People have short attention spans. You cannot preach long series any more. It is best to keep sermon series short – six weeks at the most.

Many who preach and many who teach preaching have concluded that society in general and congregations in particular have short attention spans. Churches cannot endure long sermon series anymore, they say. This conclusion is stated as an irrefutable fact. And it goes unchallenged. But is it true?

Every pastor must make a personal decision about how long to spend on a particular book, theme, or biography. And there are many factors that go into this decision.

A sermon series can definitely go too long. Genesis and Psalms and Matthew and Romans and Revelation are great books to preach. But it may not be wise to spend multiple years analyzing the details of them. You may cause your congregation to miss the forest for the trees, if you go too slowly through a book.

But who determined that a pastor had better keep a series under seven messages or risk experiencing a mass exodus of protesting members?

There are many good preachers who preach long series. Expository series. Doctrinal series, even. When I hear this short series theory stated dogmatically, I smile as I think of strong preachers in growing churches around the country who do not subscribe to this theory.

Let me offer an alternative theory: People will endure whatever they become accustomed to.

If you only preach short series, the idea that you can only preach short series becomes a self-fulfilling prophecy.

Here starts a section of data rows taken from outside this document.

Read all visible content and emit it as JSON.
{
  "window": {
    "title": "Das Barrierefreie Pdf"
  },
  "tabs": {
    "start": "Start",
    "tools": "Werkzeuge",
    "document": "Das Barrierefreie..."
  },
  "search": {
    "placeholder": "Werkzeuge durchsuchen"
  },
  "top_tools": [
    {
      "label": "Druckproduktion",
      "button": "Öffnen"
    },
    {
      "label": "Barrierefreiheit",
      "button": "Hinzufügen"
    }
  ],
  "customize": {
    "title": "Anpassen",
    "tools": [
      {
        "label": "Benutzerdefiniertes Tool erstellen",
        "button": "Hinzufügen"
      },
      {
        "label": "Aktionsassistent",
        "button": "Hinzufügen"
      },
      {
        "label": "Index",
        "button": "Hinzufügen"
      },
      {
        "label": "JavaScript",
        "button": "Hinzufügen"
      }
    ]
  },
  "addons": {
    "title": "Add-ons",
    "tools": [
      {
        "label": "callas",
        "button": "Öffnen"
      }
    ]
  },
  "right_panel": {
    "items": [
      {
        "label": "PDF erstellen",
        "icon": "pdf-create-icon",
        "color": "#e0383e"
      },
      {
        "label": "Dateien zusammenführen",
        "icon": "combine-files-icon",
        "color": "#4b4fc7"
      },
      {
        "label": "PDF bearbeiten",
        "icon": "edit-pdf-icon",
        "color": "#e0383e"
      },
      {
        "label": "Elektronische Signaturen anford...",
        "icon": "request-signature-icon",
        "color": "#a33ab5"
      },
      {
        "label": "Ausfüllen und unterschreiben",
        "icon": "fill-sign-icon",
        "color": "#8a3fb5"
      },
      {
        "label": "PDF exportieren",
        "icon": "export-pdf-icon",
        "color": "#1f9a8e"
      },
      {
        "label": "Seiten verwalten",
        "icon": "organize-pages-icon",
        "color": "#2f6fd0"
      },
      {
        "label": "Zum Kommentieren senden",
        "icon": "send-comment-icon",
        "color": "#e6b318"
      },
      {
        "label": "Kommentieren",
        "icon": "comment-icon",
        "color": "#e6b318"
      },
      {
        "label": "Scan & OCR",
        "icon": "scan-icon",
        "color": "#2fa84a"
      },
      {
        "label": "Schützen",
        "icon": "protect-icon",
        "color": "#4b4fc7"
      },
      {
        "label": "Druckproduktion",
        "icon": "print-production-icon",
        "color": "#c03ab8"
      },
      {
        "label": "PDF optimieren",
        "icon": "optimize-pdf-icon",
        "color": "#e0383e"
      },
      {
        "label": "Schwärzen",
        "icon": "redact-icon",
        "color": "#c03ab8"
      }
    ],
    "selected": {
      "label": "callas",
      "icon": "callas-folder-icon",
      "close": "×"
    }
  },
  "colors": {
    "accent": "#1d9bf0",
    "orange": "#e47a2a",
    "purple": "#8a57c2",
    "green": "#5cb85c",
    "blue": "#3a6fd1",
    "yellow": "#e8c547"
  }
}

But if you take a shot at a longer series, making sure that every sermon is a solid biblical message that can stand on its own, your congregation very well may keep coming and keep growing.